Excerpts from an interface dataset:
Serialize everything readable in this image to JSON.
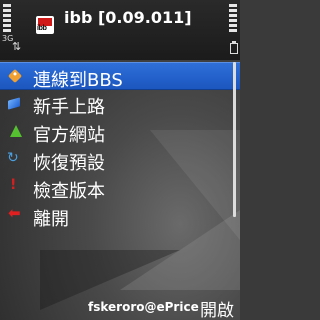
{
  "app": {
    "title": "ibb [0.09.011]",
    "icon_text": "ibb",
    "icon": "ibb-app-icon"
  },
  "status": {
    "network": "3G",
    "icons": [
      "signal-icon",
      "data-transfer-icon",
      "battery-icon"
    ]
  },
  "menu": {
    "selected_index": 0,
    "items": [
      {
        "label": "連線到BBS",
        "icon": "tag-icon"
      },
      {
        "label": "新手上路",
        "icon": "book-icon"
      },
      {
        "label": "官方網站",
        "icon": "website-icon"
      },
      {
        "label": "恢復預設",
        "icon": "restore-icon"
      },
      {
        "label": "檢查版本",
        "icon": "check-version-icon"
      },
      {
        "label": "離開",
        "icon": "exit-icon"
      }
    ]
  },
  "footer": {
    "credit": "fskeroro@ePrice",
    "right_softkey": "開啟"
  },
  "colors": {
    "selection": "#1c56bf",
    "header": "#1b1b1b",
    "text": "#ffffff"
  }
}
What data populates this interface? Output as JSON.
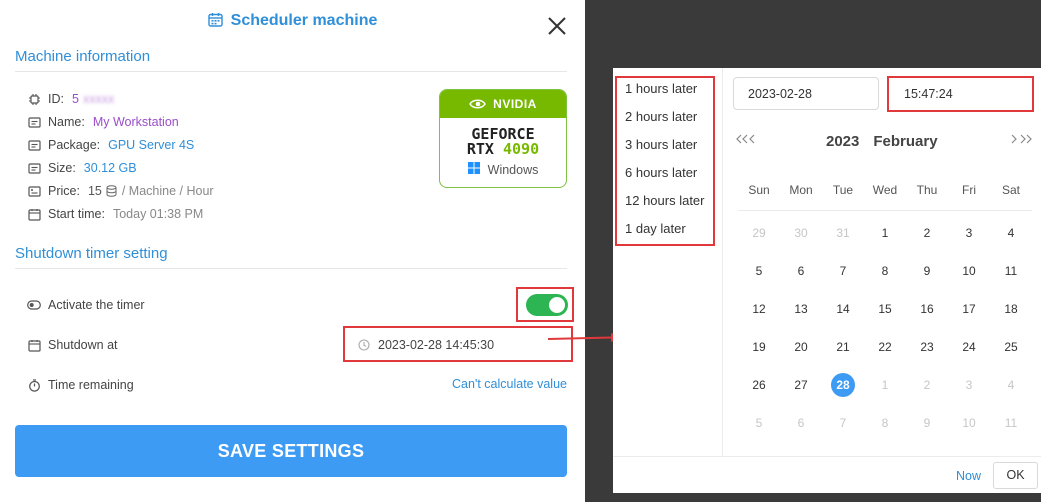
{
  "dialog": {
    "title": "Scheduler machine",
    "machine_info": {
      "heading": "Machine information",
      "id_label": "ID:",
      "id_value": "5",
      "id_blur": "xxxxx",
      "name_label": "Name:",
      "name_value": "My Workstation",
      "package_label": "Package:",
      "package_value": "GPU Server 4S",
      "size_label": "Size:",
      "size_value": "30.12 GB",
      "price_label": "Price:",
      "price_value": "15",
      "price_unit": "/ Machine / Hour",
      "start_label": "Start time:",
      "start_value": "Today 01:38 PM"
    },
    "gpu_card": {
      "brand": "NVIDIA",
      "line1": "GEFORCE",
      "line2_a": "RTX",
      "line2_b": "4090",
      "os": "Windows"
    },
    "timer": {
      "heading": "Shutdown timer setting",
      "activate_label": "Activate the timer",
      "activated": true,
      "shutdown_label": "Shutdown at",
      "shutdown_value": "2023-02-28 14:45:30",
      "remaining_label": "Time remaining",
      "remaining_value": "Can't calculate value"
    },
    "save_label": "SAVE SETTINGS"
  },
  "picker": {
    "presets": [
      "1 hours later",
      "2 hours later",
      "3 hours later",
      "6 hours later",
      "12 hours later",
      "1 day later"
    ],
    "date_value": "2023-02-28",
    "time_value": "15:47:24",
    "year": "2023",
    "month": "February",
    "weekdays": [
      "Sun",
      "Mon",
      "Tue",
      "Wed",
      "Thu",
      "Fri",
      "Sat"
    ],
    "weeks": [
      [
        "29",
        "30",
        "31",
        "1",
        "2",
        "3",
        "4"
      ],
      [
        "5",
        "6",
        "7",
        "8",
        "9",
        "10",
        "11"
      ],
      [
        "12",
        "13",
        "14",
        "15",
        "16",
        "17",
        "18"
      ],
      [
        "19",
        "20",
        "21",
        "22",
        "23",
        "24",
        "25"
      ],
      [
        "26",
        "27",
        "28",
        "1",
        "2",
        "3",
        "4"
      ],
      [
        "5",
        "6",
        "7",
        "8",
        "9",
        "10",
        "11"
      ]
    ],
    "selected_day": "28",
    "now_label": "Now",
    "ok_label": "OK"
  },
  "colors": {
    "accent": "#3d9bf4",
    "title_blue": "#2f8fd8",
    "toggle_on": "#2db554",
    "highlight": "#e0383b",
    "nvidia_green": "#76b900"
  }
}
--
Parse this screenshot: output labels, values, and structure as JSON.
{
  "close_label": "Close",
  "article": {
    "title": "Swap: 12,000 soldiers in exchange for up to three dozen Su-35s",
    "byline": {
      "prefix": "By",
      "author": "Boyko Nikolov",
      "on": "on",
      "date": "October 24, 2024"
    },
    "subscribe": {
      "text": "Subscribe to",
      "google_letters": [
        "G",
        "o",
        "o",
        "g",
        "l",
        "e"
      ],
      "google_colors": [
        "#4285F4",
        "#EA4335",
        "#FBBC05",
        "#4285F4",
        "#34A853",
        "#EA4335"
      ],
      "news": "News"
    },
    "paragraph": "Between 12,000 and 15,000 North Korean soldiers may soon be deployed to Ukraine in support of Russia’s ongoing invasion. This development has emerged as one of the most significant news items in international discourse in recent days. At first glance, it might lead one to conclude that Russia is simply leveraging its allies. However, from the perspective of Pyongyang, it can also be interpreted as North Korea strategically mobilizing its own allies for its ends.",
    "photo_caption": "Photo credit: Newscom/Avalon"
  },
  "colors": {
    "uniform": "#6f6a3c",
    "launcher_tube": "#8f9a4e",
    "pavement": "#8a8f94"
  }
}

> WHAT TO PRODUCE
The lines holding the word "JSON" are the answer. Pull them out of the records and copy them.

> RESPONSE TO THE TASK
Serialize everything readable in this image to JSON.
What data populates this interface? Output as JSON.
Parse this screenshot: output labels, values, and structure as JSON.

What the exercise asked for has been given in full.